(PROBLEM REQUIREMENTS): Please report how many lines of the following entries hold the word "into", giving the number alone.

(DATA RECORDS):
┌──

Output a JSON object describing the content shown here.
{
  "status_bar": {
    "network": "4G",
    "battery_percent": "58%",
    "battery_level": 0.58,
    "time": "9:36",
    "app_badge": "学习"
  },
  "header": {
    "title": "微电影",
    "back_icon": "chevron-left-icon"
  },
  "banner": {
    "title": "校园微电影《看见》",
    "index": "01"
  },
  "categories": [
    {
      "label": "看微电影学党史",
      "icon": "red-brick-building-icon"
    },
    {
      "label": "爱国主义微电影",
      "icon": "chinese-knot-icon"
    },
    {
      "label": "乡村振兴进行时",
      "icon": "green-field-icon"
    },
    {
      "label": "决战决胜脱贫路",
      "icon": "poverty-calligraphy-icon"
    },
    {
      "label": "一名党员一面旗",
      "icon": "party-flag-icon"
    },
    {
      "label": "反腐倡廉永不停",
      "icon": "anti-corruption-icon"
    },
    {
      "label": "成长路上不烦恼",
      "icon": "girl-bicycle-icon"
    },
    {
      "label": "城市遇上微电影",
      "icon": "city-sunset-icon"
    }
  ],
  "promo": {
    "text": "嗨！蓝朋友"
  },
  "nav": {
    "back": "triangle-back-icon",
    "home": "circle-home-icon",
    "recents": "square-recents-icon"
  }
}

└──
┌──

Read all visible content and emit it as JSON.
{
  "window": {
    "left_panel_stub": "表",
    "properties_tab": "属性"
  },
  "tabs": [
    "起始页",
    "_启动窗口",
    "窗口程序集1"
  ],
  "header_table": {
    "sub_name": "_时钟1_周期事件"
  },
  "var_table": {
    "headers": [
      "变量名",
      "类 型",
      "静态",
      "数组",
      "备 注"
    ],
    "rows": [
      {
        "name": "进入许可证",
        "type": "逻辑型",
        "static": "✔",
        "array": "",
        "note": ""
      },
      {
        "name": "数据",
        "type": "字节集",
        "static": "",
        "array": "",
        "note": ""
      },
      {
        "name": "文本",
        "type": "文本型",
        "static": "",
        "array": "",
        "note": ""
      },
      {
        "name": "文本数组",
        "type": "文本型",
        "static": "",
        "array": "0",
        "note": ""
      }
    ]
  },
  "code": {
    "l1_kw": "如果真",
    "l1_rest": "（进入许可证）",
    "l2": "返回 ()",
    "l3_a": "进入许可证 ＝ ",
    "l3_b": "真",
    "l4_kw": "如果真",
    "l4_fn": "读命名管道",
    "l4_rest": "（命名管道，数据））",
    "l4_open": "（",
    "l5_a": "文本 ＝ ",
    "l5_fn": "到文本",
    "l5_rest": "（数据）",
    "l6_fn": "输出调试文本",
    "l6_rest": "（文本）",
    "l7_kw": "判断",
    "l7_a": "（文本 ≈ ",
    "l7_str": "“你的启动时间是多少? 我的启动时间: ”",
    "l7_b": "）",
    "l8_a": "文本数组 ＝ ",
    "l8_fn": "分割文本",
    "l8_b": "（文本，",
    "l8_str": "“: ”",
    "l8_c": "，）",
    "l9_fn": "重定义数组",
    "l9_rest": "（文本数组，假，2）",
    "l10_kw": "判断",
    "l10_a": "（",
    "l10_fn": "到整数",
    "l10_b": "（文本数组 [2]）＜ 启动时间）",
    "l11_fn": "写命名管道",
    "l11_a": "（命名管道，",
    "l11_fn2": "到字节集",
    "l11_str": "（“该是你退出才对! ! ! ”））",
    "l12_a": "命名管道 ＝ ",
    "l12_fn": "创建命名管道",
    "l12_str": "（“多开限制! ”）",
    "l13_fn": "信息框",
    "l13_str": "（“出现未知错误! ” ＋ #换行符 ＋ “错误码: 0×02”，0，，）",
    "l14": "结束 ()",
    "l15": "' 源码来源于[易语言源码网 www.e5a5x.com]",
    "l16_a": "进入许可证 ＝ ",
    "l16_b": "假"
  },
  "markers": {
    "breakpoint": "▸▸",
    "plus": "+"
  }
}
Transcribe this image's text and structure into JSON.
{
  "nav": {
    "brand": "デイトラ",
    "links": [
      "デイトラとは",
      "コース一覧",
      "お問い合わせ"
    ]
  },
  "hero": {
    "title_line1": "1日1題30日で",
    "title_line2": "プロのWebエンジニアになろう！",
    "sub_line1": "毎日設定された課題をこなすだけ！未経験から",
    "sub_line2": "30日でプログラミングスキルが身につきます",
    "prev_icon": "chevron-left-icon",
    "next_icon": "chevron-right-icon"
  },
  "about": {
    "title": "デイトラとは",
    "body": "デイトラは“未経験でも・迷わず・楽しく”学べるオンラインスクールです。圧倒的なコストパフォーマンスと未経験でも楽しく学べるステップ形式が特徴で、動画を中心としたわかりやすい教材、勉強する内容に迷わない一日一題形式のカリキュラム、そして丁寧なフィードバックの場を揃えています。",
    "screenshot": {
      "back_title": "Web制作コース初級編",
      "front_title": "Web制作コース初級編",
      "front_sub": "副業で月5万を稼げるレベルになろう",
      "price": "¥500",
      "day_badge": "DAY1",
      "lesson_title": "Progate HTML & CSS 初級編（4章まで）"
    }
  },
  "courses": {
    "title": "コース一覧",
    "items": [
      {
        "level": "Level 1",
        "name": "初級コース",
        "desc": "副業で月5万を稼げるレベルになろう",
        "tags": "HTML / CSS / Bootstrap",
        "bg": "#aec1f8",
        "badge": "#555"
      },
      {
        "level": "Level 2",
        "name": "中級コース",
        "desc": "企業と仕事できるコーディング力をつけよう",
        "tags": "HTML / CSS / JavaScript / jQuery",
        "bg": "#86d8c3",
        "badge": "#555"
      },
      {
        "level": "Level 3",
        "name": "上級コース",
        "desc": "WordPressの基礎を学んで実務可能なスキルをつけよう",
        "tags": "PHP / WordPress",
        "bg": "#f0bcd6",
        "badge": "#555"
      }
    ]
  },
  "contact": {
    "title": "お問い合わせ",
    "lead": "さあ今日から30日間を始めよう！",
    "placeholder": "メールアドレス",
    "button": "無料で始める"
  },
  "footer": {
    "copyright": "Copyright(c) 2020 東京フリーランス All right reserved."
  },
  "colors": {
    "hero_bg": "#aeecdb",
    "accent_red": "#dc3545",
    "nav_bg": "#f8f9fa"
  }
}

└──
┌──

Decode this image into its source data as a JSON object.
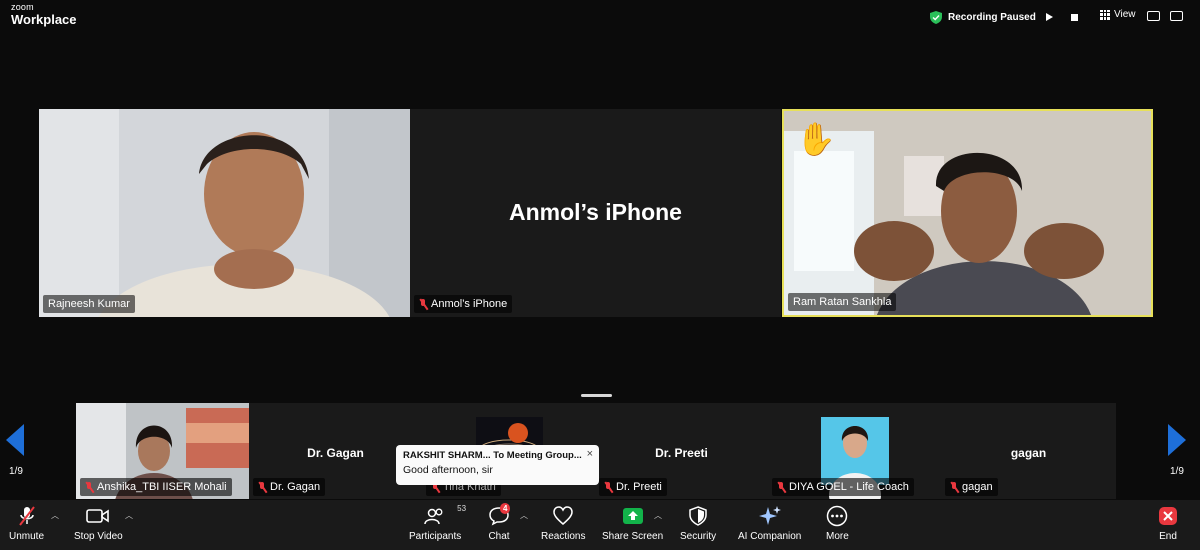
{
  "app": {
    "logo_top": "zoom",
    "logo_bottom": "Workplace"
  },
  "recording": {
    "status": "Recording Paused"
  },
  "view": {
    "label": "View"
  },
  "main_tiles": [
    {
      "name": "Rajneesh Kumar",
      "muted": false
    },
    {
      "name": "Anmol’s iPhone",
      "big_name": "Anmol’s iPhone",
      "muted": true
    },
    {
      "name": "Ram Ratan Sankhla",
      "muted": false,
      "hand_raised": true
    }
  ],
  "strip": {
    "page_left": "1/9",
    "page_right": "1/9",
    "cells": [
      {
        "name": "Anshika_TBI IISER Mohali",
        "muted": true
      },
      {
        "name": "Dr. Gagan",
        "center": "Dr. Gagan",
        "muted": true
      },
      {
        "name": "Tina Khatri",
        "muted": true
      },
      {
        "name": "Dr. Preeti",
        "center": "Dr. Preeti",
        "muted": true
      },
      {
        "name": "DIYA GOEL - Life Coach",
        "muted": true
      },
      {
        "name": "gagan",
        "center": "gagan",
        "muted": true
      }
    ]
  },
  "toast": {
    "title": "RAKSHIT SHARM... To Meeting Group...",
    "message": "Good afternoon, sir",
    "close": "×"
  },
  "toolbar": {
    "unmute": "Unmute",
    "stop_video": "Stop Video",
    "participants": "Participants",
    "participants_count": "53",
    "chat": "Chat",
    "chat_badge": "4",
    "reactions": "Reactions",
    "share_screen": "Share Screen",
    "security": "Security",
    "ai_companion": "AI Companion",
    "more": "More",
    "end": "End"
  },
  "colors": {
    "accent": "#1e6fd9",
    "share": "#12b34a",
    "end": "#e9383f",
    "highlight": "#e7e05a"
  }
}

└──

(FINISHED EXERCISE): 2